William Marshall responds

Brian Green’s typically well-researched article on poetry in Dulwich (Whatever Happened to Poetry in Dulwich ? The Dulwich Society Journal 193 Summer 2017) described the flourishing Dulwich poetry scene in the 1940s and 1950s, with regular meetings at the Crown and Greyhound organised by the Dulwich Branch of the Poetry Society. Poets who were household names (at least in poetry-aware houses) read at the meetings, including Dannie Abse CBE, Paul Dehn, Stephen Spender and Laurie Lee.

However, the group withered in the later 50s, and although it was briefly revived in 1960, could not be sustained. Further efforts were made in the late 1980s, led by local poets Wendy French and Hylda Syms, with regular readings, usually with musical interludes, being held once more at the Crown and Greyhound. These evenings typically featured a well-known poet (including Wendy Cope, Maura Dooley and Moniza Alvi) together with ‘open mic’ sessions for aspiring poets to read their works in public, often for the first time. But running regular events requires a surprising amount of organisation, and despite Wendy’s and Hylda’s best efforts and reasonable audiences, a monthly programme could not be sustained and once again public poetry readings in Dulwich came to an end. A Dulwich Poetry Festival and competition was held a while ago, but was a one-off.

As Brian Green pointed out, Dulwich has a thriving art scene, and books by local authors feature regularly in our two excellent independent book shops (both of which stock a good selection of poetry books). Music and drama flourish too, with frequent high quality performances by local ensembles and the Foundation schools. So what has happened to poetry?

It is certainly not dead. There are at least two published, prizewinning poets in the area - Kate Miller won the 2017 Seamus Heaney Prize, and Wendy French was second in the 2017 Torbay International Poetry Festival, having previously won the inaugural Hippocrates Poetry in Medicine Prize. There may well be others. A group of poets meets regularly at the Gipsy Hill Tavern and there are at least two local self-help groups who meet regularly to criticise their own and other poetry - ‘Perplexed’ and ‘Southwark Stanza’. Within an evening’s return journey, there are regular poetry readings at the Troubadour in Earls Court, and various venues in Greenwich, and at the Poetry Society in central London.

I understand that the Dulwich Society is considering organising a poetry event for 2018. This is excellent news and I would encourage the organisers to consider doing this in the context of a poetry competition.

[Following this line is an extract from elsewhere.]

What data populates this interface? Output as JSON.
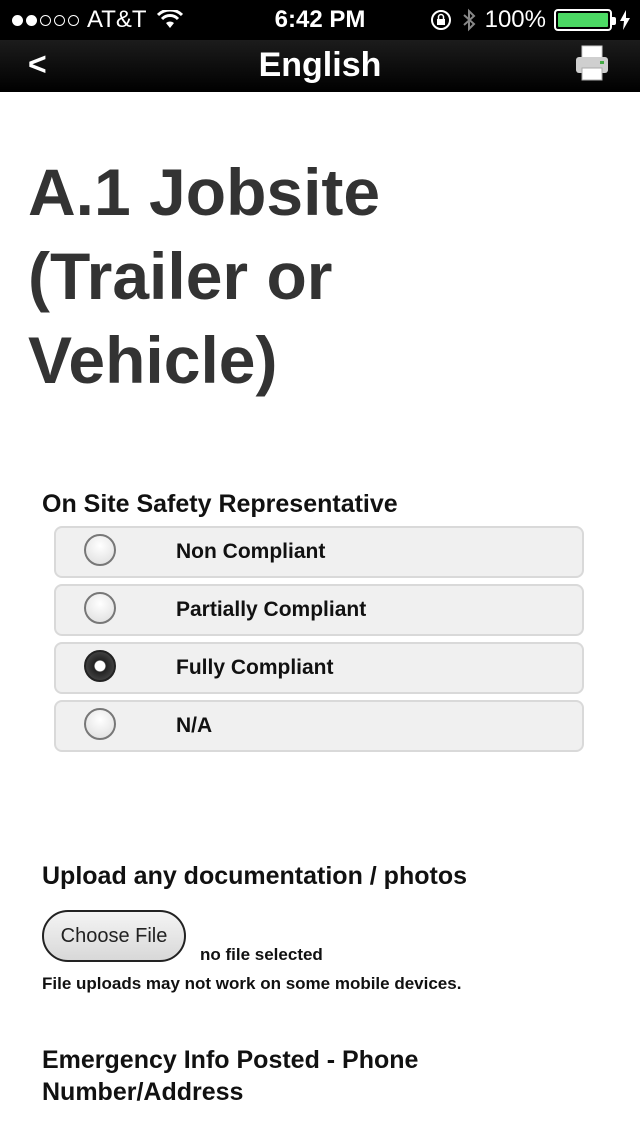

Although there are many of these up and down the country, they are invariably well-subscribed, and budgeted for appropriately, should be cost neutral or even generate a small surplus - which could perhaps be used for promoting future events?